2.0. If an attacker sends a large number of probe packets via IPv4, you can block them by blocking the attacker’s IP address. Now suppose the attacker uses IPv6 to launch the probes; for each probe, the attacker changes the low-order 64 bits of the address. Can these probes be blocked efficiently? If so, what do you have to block? Might you also be blocking other users?
3.0. Suppose someone tried to implement ping6 so that, if the address was a link-local address and no interface was specified, the ICMPv6 Echo Request was sent out all non-loopback interfaces. Could the end result be different than conventional ping6 with the correct interface supplied? If so, how likely is this?
4.0. Create an IPv6 ssh connection as in 8.12 IPv6 Examples Without a Router. Examine the connection’s packets using WireShark or the equivalent. Does the TCP handshake (12.3 TCP Connection Establishment) look any different over IPv6?
5.0. Create an IPv6 ssh connection using manually configured addresses as in 8.12.3 Manual address configuration. Again use WireShark or the equivalent to monitor the connection. Is DAD (8.7.1 Duplicate Address Detection) used?
6.0. An IPv6 fixed-header is 40 bytes. Taking this as the minimum packet size, how long will it take to send 1015 hosts (one quadrillion) probe packets to a site, if the bandwidth is 1 Gbps?
7.0. Suppose host A gets its IPv6 traffic through tunnel provider H, as in 8.13 IPv6 Connectivity via Tunneling. To improve security, A blocks all packets that are not part of connections it has initiated, and makes no exception for ICMPv6 traffic. H is correctly configured to know the MTU of the A–H link. For (a) and (b), this MTU is 1280, the minimum allowed for IPv6. Much of the Internet, however, allows larger MTU values.
A ─── H ─── Internet ─── B
(a). If A attempts to send a larger-than-1280-byte IPv6 packet to remote host B, will A be informed of the resultant failure? Why or why not?
(b). Suppose B attempts to send a larger-than-1280-byte IPv6 packet to A. Will B receive an ICMPv6
Packet Too Big message? Why or why not?

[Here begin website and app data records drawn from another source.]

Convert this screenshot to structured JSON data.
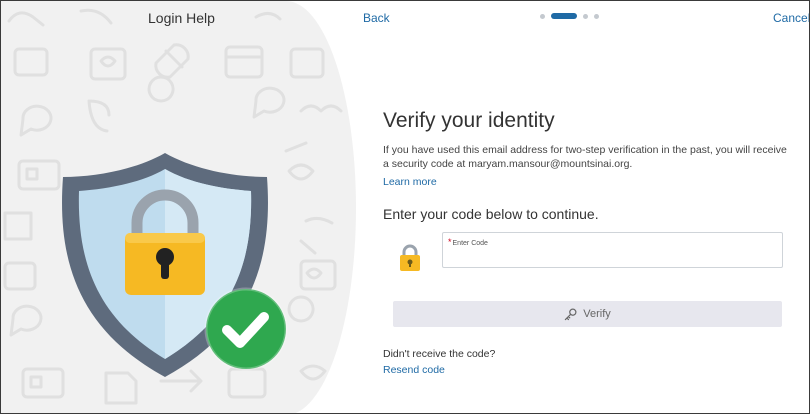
{
  "left": {
    "title": "Login Help",
    "shield_icon": "shield-lock-icon",
    "check_icon": "check-circle-icon"
  },
  "nav": {
    "back_label": "Back",
    "cancel_label": "Cancel",
    "steps_total": 4,
    "steps_current": 2
  },
  "main": {
    "heading": "Verify your identity",
    "description": "If you have used this email address for two-step verification in the past, you will receive a security code at maryam.mansour@mountsinai.org.",
    "learn_more": "Learn more",
    "sub_heading": "Enter your code below to continue.",
    "code_field": {
      "required_mark": "*",
      "label": "Enter Code",
      "value": ""
    },
    "verify_label": "Verify",
    "no_code_text": "Didn't receive the code?",
    "resend_label": "Resend code"
  },
  "colors": {
    "link": "#1f6aa5",
    "shield_outer": "#5e6b7d",
    "shield_inner": "#bfdcee",
    "lock_body": "#f6b923",
    "check_green": "#2fa84f",
    "required": "#d0021b"
  }
}
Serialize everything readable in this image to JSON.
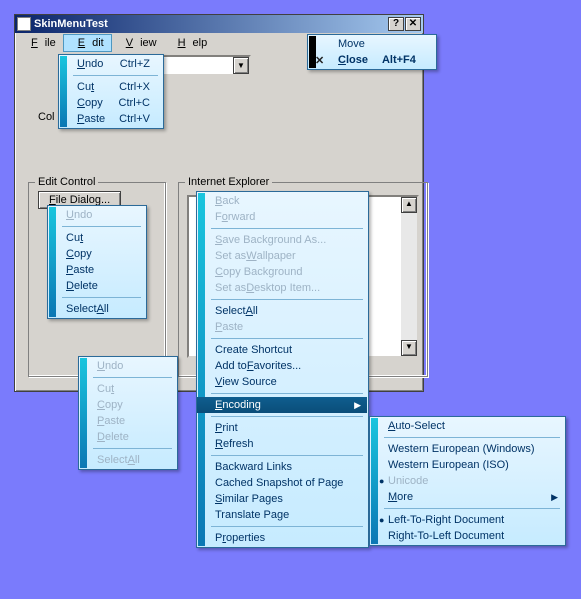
{
  "window": {
    "title": "SkinMenuTest",
    "help_btn_glyph": "?",
    "close_btn_glyph": "✕"
  },
  "menubar": {
    "file": "File",
    "file_u": "F",
    "edit": "Edit",
    "edit_u": "E",
    "view": "View",
    "view_u": "V",
    "help": "Help",
    "help_u": "H"
  },
  "labels": {
    "color": "Col",
    "file_dialog": "File Dialog...",
    "edit_control": "Edit Control",
    "internet_explorer": "Internet Explorer"
  },
  "sysmenu": {
    "move": "Move",
    "close": "Close",
    "close_shortcut": "Alt+F4",
    "close_glyph": "✕"
  },
  "editmenu": {
    "undo": "Undo",
    "undo_sc": "Ctrl+Z",
    "undo_u": "U",
    "cut": "Cut",
    "cut_sc": "Ctrl+X",
    "cut_u": "t",
    "copy": "Copy",
    "copy_sc": "Ctrl+C",
    "copy_u": "C",
    "paste": "Paste",
    "paste_sc": "Ctrl+V",
    "paste_u": "P"
  },
  "editctx": {
    "undo": "Undo",
    "undo_u": "U",
    "cut": "Cut",
    "cut_u": "t",
    "copy": "Copy",
    "copy_u": "C",
    "paste": "Paste",
    "paste_u": "P",
    "delete": "Delete",
    "delete_u": "D",
    "select_all": "Select All",
    "select_all_u": "A"
  },
  "iemenu": {
    "back": "Back",
    "back_u": "B",
    "forward": "Forward",
    "forward_u": "o",
    "save_bg": "Save Background As...",
    "save_bg_u": "S",
    "set_wall": "Set as Wallpaper",
    "set_wall_u": "W",
    "copy_bg": "Copy Background",
    "copy_bg_u": "C",
    "set_desk": "Set as Desktop Item...",
    "set_desk_u": "D",
    "select_all": "Select All",
    "select_all_u": "A",
    "paste": "Paste",
    "paste_u": "P",
    "create_sc": "Create Shortcut",
    "add_fav": "Add to Favorites...",
    "add_fav_u": "F",
    "view_source": "View Source",
    "view_source_u": "V",
    "encoding": "Encoding",
    "encoding_u": "E",
    "print": "Print",
    "print_u": "P",
    "refresh": "Refresh",
    "refresh_u": "R",
    "backward": "Backward Links",
    "cached": "Cached Snapshot of Page",
    "similar": "Similar Pages",
    "similar_u": "S",
    "translate": "Translate Page",
    "properties": "Properties",
    "properties_u": "r"
  },
  "encmenu": {
    "auto": "Auto-Select",
    "auto_u": "A",
    "wewin": "Western European (Windows)",
    "weiso": "Western European (ISO)",
    "unicode": "Unicode",
    "more": "More",
    "more_u": "M",
    "ltr": "Left-To-Right Document",
    "rtl": "Right-To-Left Document"
  }
}
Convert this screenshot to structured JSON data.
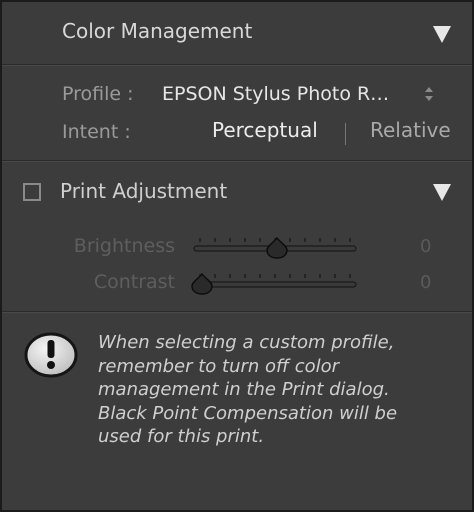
{
  "color_management": {
    "title": "Color Management",
    "profile_label": "Profile :",
    "profile_value": "EPSON Stylus Photo R…",
    "intent_label": "Intent :",
    "intent_options": [
      "Perceptual",
      "Relative"
    ],
    "selected_intent": "Perceptual"
  },
  "print_adjustment": {
    "title": "Print Adjustment",
    "enabled": false,
    "brightness": {
      "label": "Brightness",
      "value": "0",
      "level": 0.5
    },
    "contrast": {
      "label": "Contrast",
      "value": "0",
      "level": 0.0
    }
  },
  "warning": {
    "icon": "exclamation-icon",
    "text": "When selecting a custom profile, remember to turn off color management in the Print dialog. Black Point Compensation will be used for this print."
  },
  "colors": {
    "panel_bg": "#3c3c3c",
    "text_bright": "#e6e6e6",
    "text_muted": "#9a9a9a",
    "text_disabled": "#5e5e5e"
  }
}
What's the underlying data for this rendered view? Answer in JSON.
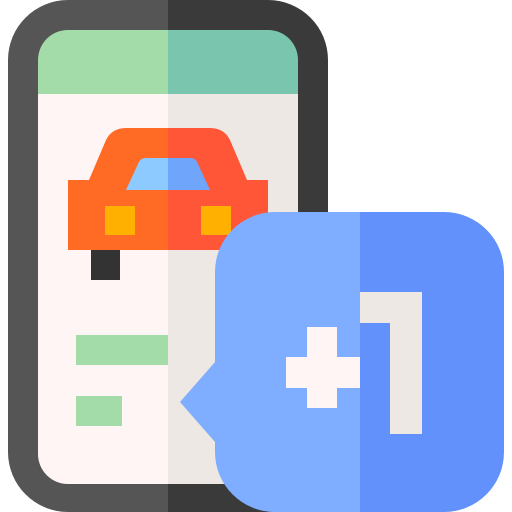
{
  "icon": {
    "name": "car-booking-plus-one-icon",
    "parts": {
      "phone": "smartphone-icon",
      "car": "car-icon",
      "bubble": "speech-bubble-icon",
      "plus": "plus-icon",
      "one": "number-one-glyph"
    }
  },
  "colors": {
    "phone_frame_left": "#555555",
    "phone_frame_right": "#3a3a3a",
    "screen_left": "#fff5f5",
    "screen_right": "#ede8e3",
    "header_left": "#a3dca8",
    "header_right": "#7ac5ae",
    "car_left": "#ff6a24",
    "car_right": "#ff5638",
    "car_window_left": "#8ccaff",
    "car_window_right": "#6fa5fb",
    "car_light": "#ffb000",
    "wheel": "#333333",
    "text_lines": "#a3dca8",
    "bubble_left": "#7fadff",
    "bubble_right": "#6391fb",
    "plus": "#fff5f5",
    "one": "#ede8e3"
  }
}
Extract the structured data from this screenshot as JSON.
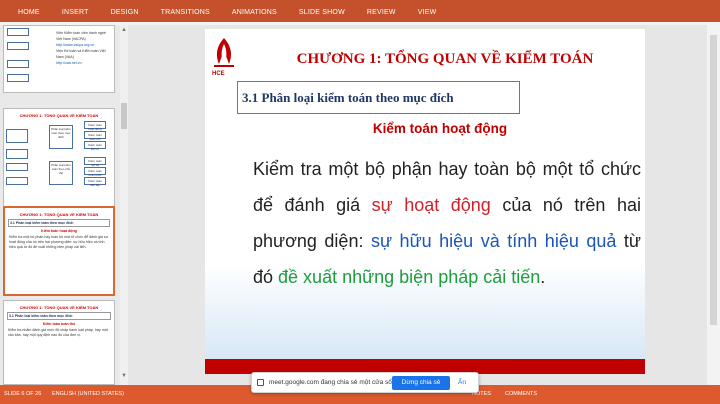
{
  "ribbon": {
    "tabs": [
      "HOME",
      "INSERT",
      "DESIGN",
      "TRANSITIONS",
      "ANIMATIONS",
      "SLIDE SHOW",
      "REVIEW",
      "VIEW"
    ]
  },
  "thumbnails": {
    "t1": {
      "lines": [
        "Viện Kiểm toán viên hành nghề Việt Nam (VACPA)",
        "http://www.vacpa.org.vn",
        "Viện Kế toán và Kiểm toán Việt Nam (VAA)",
        "http://vaa.net.vn"
      ]
    },
    "t2": {
      "title": "CHƯƠNG 1: TỔNG QUAN VỀ KIỂM TOÁN",
      "boxes": [
        "Phân loại kiểm toán theo mục đích",
        "Kiểm toán hoạt động",
        "Kiểm toán tuân thủ",
        "Kiểm toán BCTC",
        "Phân loại kiểm toán theo chủ thể",
        "Kiểm toán nội bộ",
        "Kiểm toán nhà nước",
        "Kiểm toán độc lập"
      ]
    },
    "t3": {
      "title": "CHƯƠNG 1: TỔNG QUAN VỀ KIỂM TOÁN",
      "sub": "3.1 Phân loại kiểm toán theo mục đích",
      "heading": "Kiểm toán hoạt động",
      "body": "Kiểm tra một bộ phận hay toàn bộ một tổ chức để đánh giá sự hoạt động của nó trên hai phương diện: sự hữu hiệu và tính hiệu quả từ đó đề xuất những biện pháp cải tiến."
    },
    "t4": {
      "title": "CHƯƠNG 1: TỔNG QUAN VỀ KIỂM TOÁN",
      "sub": "3.1 Phân loại kiểm toán theo mục đích",
      "heading": "Kiểm toán tuân thủ",
      "body": "Kiểm tra nhằm đánh giá mức độ chấp hành luật pháp, hay một văn bản, hay một quy định nào đó của đơn vị."
    }
  },
  "slide": {
    "logo_text": "HCE",
    "title": "CHƯƠNG 1: TỔNG QUAN VỀ KIỂM TOÁN",
    "subtitle": "3.1 Phân loại kiểm toán theo mục đích",
    "heading": "Kiểm toán hoạt động",
    "p1": "Kiểm tra một bộ phận hay toàn bộ một tổ chức để đánh giá ",
    "p2": "sự hoạt động",
    "p3": " của nó trên hai phương diện: ",
    "p4": "sự hữu hiệu và tính hiệu quả",
    "p5": " từ đó ",
    "p6": "đề xuất những biện pháp cải tiến",
    "p7": ".",
    "colors": {
      "title": "#c00000",
      "highlight_red": "#d0202a",
      "highlight_blue": "#1a56b8",
      "highlight_green": "#1f9d3a"
    }
  },
  "status": {
    "slide_count": "SLIDE 6 OF 26",
    "language": "ENGLISH (UNITED STATES)",
    "notes": "NOTES",
    "comments": "COMMENTS"
  },
  "share_bar": {
    "text": "meet.google.com đang chia sẻ một cửa sổ.",
    "button": "Dừng chia sẻ",
    "hide": "Ẩn"
  }
}
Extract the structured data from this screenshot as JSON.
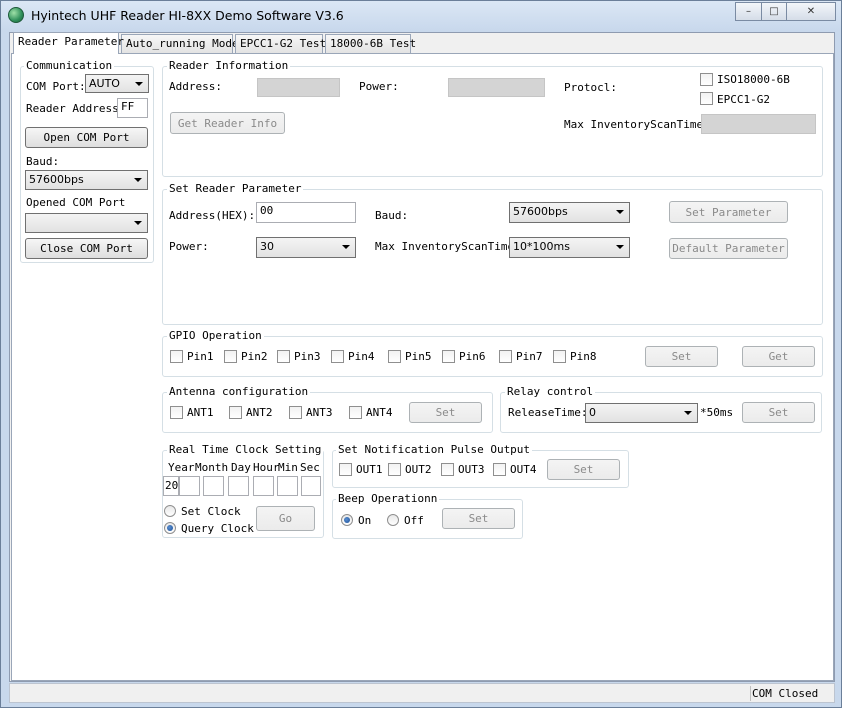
{
  "window": {
    "title": "Hyintech UHF Reader HI-8XX Demo Software V3.6",
    "controls": {
      "minimize": "–",
      "maximize": "□",
      "close": "✕"
    }
  },
  "tabs": [
    {
      "label": "Reader Parameter",
      "active": true
    },
    {
      "label": "Auto_running Mode",
      "active": false
    },
    {
      "label": "EPCC1-G2 Test",
      "active": false
    },
    {
      "label": "18000-6B Test",
      "active": false
    }
  ],
  "communication": {
    "title": "Communication",
    "com_port_label": "COM Port:",
    "com_port_value": "AUTO",
    "reader_address_label": "Reader Address:",
    "reader_address_value": "FF",
    "open_button": "Open COM Port",
    "baud_label": "Baud:",
    "baud_value": "57600bps",
    "opened_label": "Opened COM Port",
    "opened_value": "",
    "close_button": "Close COM Port"
  },
  "reader_info": {
    "title": "Reader Information",
    "address_label": "Address:",
    "power_label": "Power:",
    "protocol_label": "Protocl:",
    "iso_label": "ISO18000-6B",
    "epc_label": "EPCC1-G2",
    "get_button": "Get Reader Info",
    "max_scan_label": "Max InventoryScanTime:"
  },
  "set_param": {
    "title": "Set Reader Parameter",
    "address_label": "Address(HEX):",
    "address_value": "00",
    "baud_label": "Baud:",
    "baud_value": "57600bps",
    "set_button": "Set Parameter",
    "power_label": "Power:",
    "power_value": "30",
    "max_scan_label": "Max InventoryScanTime:",
    "max_scan_value": "10*100ms",
    "default_button": "Default Parameter"
  },
  "gpio": {
    "title": "GPIO Operation",
    "pins": [
      "Pin1",
      "Pin2",
      "Pin3",
      "Pin4",
      "Pin5",
      "Pin6",
      "Pin7",
      "Pin8"
    ],
    "set_button": "Set",
    "get_button": "Get"
  },
  "antenna": {
    "title": "Antenna configuration",
    "items": [
      "ANT1",
      "ANT2",
      "ANT3",
      "ANT4"
    ],
    "set_button": "Set"
  },
  "relay": {
    "title": "Relay control",
    "release_label": "ReleaseTime:",
    "release_value": "0",
    "unit": "*50ms",
    "set_button": "Set"
  },
  "rtc": {
    "title": "Real Time Clock Setting",
    "headers": [
      "Year",
      "Month",
      "Day",
      "Hour",
      "Min",
      "Sec"
    ],
    "year_value": "20",
    "set_clock_label": "Set Clock",
    "query_clock_label": "Query Clock",
    "go_button": "Go"
  },
  "notification": {
    "title": "Set Notification Pulse Output",
    "outputs": [
      "OUT1",
      "OUT2",
      "OUT3",
      "OUT4"
    ],
    "set_button": "Set"
  },
  "beep": {
    "title": "Beep Operationn",
    "on_label": "On",
    "off_label": "Off",
    "set_button": "Set"
  },
  "status": {
    "text": "COM Closed"
  }
}
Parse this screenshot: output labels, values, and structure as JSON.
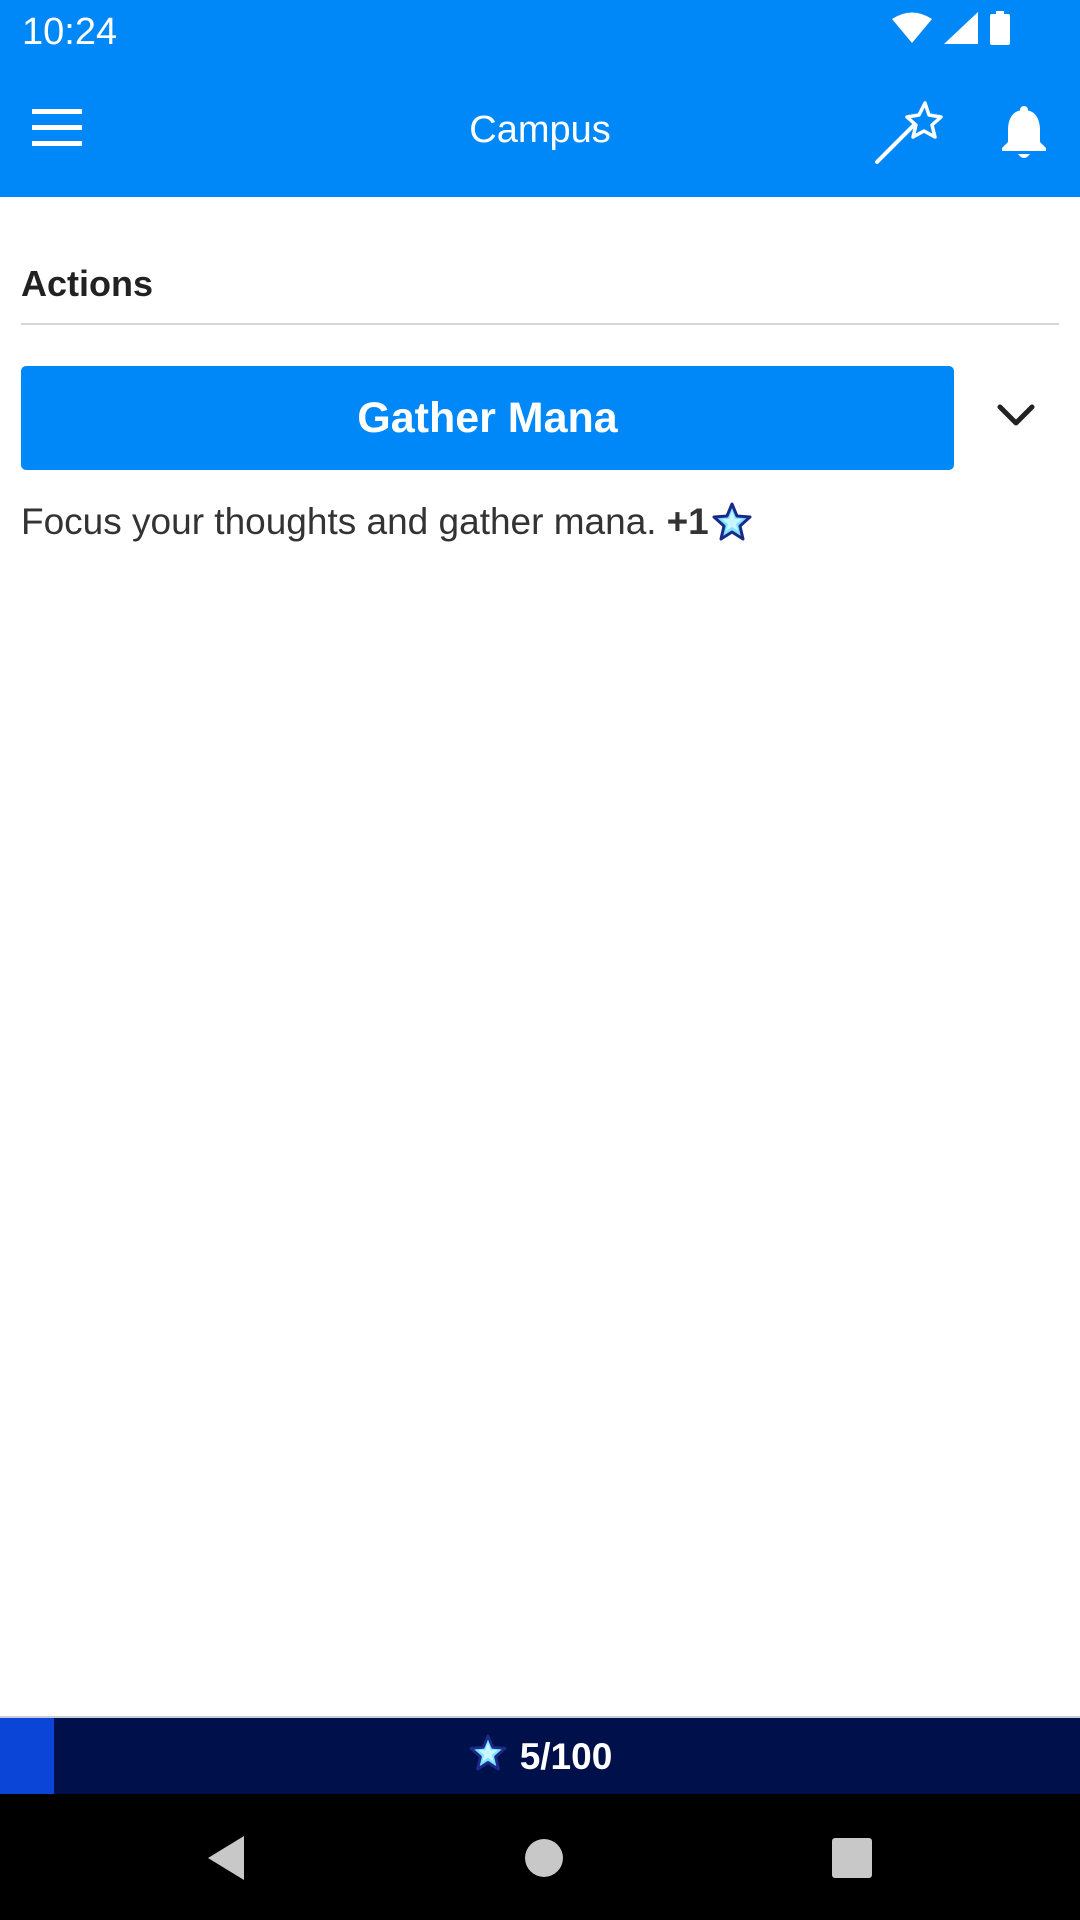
{
  "status_bar": {
    "time": "10:24",
    "icons": [
      "wifi-icon",
      "cellular-signal-icon",
      "battery-icon"
    ]
  },
  "app_bar": {
    "title": "Campus",
    "menu_icon": "hamburger-menu-icon",
    "actions": [
      "magic-wand-icon",
      "notification-bell-icon"
    ]
  },
  "actions_section": {
    "title": "Actions",
    "items": [
      {
        "label": "Gather Mana",
        "description": "Focus your thoughts and gather mana.",
        "reward": "+1",
        "reward_icon": "mana-star-icon",
        "expand_icon": "chevron-down-icon"
      }
    ]
  },
  "resource_bar": {
    "icon": "mana-star-icon",
    "value_text": "5/100",
    "fill_fraction": 0.05
  },
  "nav_bar": {
    "buttons": [
      "back-icon",
      "home-icon",
      "recents-icon"
    ]
  },
  "colors": {
    "primary": "#0088f8",
    "resource_bg": "#00104a",
    "resource_fill": "#0a45d8",
    "nav_bg": "#000000"
  }
}
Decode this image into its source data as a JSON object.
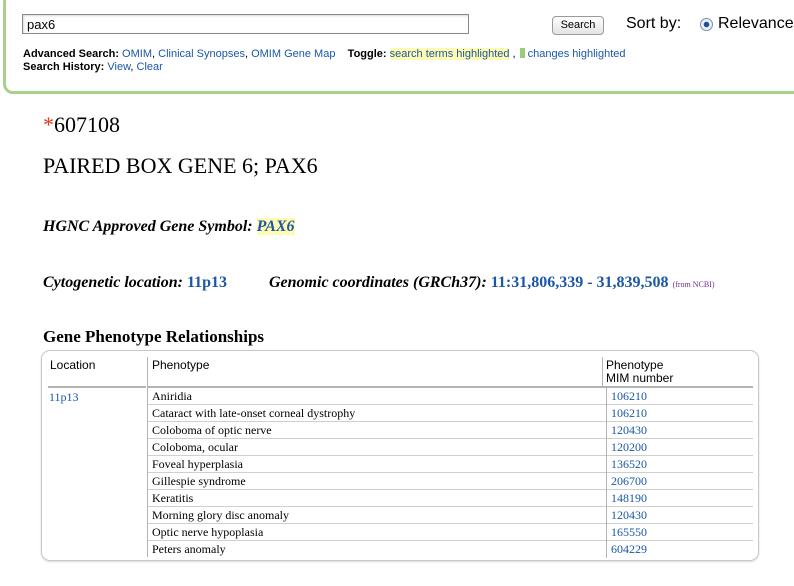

(c). Now suppose the MTU of the A–H link is raised to 1400 bytes. Outline a scenario in which A sends a packet of size greater than 1280 bytes to remote host B, the packet is too big to make it all the way to B, and yet A receives no notification of this.